Goods are loaded onto a ship at Hải Phòng Port in the northern city of Hải Phòng. Besides rising freight rates, many businesses couldn’t occupy room on ships due to a lack of empty containers. VNA/VNS Photo An Đăng
HÀ NỘI — The Vietnam Maritime Administration (VMA) plans to set up a working group to inspect the hike in freight rates among shipping companies that have routes to Europe and America.
In a recent interview with Vietnam News Agency, deputy head of the VMA Hoàng Hồng Giang said the move aimed to remove difficulties for export activities and ensure transparency in the listing of freight prices.
Giang attributed the price hike to the strict border controls and limited trade activities during the prolonged COVID-19 pandemic.
“Many seaports, especially in Europe and America, are in a state of stagnation due to a lack of manpower. This results in millions of congested containers at ports or borders, causing a shortage of empty containers for packing,” Giang said.
“Some seaports applying isolation measures also leads to longer ship turnaround times than before.”
Another reason was the increase in import demand of America and Europe for goods from China and Asia, Giang said.
The increased demand led to an imbalance between the volume of goods exported and imported from October 2020. In 2020, the volume of export containers increased, up 13 per cent over the same period last year, reaching 7.38 million twenty-foot equivalent units (TEUs), while the volume of imported goods increased 8 per cent, reaching 7.27 million TEUS.
During the last three months, freight rates had soared to US$8,000, even to $10,000 in certain cases, from less than $1,000 at the beginning of 2020. It has sharply driven up expenses for exporters and raised concerns over a lack of transparency and inadequate price management of containers, he said.
Besides rising freight rates, many businesses couldn’t occupy room on ships due to the lack of empty containers, goods ready for export thus couldn’t be transported, leading to rising inventories, he said.
As many as 90 per cent of Vietnamese enterprises inked import contracts with the CIF (cost, insurance and freight) condition, and export contracts with the FOB (free on board) condition. Under these contracts, foreign partners were mainly responsible for shipping phases. However, due to the increased rates, the foreign partners required Vietnamese enterprises to share the added cost, he said.
“The continuous increase in freight rates and surcharges has caused many difficulties for businesses, increasing transportation and storage costs, affecting production and distribution of goods.
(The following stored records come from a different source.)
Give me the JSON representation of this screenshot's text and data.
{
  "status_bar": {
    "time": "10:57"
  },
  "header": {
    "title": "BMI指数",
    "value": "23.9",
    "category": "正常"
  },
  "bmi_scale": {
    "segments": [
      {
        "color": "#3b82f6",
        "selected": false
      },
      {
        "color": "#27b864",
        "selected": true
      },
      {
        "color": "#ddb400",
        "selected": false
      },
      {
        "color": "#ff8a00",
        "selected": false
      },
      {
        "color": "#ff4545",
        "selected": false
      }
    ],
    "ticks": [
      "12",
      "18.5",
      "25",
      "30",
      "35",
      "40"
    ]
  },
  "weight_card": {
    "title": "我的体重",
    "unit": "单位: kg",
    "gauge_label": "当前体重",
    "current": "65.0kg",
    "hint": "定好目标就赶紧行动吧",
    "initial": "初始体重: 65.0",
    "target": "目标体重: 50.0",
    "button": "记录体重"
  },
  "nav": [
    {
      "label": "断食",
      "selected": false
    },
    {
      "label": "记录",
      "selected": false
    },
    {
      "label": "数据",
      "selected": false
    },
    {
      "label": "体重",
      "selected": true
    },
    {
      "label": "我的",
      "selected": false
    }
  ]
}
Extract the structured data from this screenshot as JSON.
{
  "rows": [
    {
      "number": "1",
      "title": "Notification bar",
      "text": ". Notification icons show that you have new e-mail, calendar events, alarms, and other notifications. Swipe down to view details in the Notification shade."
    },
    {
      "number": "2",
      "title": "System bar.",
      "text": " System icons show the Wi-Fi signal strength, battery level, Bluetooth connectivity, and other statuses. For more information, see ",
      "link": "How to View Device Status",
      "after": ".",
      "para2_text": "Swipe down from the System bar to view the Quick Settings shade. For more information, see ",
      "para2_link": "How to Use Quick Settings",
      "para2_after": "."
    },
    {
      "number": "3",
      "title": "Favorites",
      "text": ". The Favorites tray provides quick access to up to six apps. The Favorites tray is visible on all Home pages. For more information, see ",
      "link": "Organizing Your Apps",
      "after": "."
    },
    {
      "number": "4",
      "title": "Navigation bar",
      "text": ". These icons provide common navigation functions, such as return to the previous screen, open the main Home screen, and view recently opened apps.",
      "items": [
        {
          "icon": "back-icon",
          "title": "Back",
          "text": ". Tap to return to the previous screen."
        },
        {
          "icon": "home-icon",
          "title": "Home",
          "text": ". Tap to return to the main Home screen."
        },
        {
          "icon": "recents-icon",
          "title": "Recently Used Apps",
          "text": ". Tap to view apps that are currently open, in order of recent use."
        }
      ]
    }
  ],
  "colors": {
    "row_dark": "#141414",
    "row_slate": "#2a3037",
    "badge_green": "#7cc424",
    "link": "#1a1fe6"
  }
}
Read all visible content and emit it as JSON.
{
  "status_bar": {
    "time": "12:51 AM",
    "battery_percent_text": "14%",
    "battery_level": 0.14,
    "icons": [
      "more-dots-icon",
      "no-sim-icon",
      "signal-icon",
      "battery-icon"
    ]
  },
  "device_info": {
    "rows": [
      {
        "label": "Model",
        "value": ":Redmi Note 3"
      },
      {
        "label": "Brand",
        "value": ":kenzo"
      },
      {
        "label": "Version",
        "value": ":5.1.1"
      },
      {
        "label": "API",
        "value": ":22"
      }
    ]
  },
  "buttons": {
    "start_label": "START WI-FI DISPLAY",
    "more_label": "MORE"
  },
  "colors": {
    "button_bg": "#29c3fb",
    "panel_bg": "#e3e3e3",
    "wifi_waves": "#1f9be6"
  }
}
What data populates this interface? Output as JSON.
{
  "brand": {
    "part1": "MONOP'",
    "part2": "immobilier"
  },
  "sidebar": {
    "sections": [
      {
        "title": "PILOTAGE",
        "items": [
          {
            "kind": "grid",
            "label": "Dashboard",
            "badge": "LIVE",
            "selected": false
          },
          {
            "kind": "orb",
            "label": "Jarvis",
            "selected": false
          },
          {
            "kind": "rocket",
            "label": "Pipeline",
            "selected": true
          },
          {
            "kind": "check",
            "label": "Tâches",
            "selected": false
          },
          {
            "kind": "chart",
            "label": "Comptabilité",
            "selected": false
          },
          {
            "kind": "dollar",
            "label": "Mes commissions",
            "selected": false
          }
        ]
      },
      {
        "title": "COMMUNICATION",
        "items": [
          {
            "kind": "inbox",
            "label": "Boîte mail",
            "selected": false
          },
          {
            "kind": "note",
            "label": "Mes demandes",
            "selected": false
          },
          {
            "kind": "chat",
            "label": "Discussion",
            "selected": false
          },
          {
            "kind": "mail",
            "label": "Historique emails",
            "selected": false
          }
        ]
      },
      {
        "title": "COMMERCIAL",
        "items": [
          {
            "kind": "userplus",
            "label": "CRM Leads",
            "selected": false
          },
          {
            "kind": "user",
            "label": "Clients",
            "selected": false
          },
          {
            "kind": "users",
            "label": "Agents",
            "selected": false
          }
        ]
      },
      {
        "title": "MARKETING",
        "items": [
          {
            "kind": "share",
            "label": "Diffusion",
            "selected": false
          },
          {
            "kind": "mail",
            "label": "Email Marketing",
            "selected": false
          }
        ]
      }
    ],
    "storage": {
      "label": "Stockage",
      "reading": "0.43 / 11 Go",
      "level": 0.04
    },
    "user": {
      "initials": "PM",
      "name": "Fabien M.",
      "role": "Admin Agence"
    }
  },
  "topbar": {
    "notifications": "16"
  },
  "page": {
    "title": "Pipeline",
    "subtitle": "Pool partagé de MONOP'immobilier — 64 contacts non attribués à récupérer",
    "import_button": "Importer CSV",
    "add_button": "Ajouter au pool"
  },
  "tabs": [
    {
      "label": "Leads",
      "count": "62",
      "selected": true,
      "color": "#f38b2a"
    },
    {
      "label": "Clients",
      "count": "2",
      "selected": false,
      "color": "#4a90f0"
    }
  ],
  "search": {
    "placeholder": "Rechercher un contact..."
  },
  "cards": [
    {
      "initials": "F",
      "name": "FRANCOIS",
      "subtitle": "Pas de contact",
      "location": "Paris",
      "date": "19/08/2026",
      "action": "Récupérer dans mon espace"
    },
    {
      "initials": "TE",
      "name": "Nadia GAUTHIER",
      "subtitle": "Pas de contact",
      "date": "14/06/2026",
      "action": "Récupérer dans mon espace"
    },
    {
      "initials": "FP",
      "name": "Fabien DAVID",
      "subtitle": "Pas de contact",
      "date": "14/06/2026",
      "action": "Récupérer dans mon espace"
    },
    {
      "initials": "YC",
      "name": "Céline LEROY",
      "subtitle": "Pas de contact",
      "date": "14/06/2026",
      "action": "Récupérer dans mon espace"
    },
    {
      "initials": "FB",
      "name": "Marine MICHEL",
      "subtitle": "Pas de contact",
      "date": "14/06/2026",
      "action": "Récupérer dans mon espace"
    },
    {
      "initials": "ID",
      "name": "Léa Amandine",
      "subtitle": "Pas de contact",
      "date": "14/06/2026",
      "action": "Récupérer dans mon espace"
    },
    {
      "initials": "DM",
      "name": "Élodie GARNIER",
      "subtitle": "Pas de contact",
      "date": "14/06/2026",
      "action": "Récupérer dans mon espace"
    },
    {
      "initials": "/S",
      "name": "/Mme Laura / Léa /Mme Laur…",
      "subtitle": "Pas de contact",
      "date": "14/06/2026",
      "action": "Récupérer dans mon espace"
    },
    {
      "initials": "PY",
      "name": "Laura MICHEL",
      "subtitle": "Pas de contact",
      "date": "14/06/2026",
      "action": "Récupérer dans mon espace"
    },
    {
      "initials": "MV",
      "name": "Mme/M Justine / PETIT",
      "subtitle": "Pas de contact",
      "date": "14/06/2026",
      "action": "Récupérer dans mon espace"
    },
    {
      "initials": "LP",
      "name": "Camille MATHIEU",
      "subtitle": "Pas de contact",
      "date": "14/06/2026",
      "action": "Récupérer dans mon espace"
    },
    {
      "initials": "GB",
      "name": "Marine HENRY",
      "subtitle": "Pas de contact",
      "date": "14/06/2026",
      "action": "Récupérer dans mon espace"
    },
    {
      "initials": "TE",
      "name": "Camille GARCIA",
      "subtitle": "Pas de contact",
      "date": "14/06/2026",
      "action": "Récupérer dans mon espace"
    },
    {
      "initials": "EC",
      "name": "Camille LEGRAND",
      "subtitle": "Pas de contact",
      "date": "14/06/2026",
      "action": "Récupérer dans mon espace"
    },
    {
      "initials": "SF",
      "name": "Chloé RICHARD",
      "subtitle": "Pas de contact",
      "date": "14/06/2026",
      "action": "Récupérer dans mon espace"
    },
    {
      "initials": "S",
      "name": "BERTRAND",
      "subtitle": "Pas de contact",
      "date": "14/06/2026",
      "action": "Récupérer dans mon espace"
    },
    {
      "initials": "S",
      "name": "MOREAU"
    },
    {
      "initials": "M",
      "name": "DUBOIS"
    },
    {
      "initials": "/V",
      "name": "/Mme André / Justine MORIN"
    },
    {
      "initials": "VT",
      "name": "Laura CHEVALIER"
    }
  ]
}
“It is now the peak season for exported goods such as agricultural and aquatic products, but goods are not delivered on time. Therefore, the contracts were cancelled by foreign partners. The materials imported to Việt Nam to serve production were also delivered late, causing the production lines to be interrupted. If this situation continues, some businesses will even have to shut down production,” Giang said.
In order to remove difficulties for shipping, VMA had directed the port authorities to co-ordinate with State management agencies at seaports to speed up the procedures for ships entering and leaving ports, facilitating large-tonnage ships to enter and exit, requiring seaport enterprises to increase their operational efficiency, make the most of their resources to release ships quickly and prevent delays in the cargo handling process.
Regarding the listing of prices, VMA had issued a document requiring shipping companies to strictly list their charge rates publicly and transparently, increasing prices in accordance with the provisions of law.
So far, shipping lines had not strictly followed the regulations, Giang added.
VMA had proposed the Ministry of Transport to co-ordinate with the Ministry of Industry and Trade and the Ministry of Finance to set up a working group to inspect the increase in freight rates and surcharges of shipping lines that have routes to Europe and America.
It also sent a petition to the Ministry of Transport, urging it to consult the Ministry of Finance to direct the customs forces at ports to speed up the clearance of backlogged containers so that enterprises have empty containers for transportation.
According to a report by the VMA, the volume of container cargo through the local seaports in 2020 reached 14.65 million TEUs, up 10.6 per cent compared to 2019, in which the export container volume was 7.38 million TEUs, up 13 per cent year-on-year, imported ones were 7.27 million TEUs, up 8 per cent compared to 2019.
Despite the impact of the COVID-19 pandemic, the volume of goods exported and imported overseas still saw stable growth. However, in the last months of 2020, import-export businesses faced many difficulties due to rising sea freight rates and a lack of empty containers.
Regarding the volume of empty containers, as of mid-January this year, the total number of empty containers stored at seaports reached 40,946, of which 40-feet containers account for 70 per cent. Such an amount was just enough to meet the average export volume over 3 to 4 days, Giang said. — VNS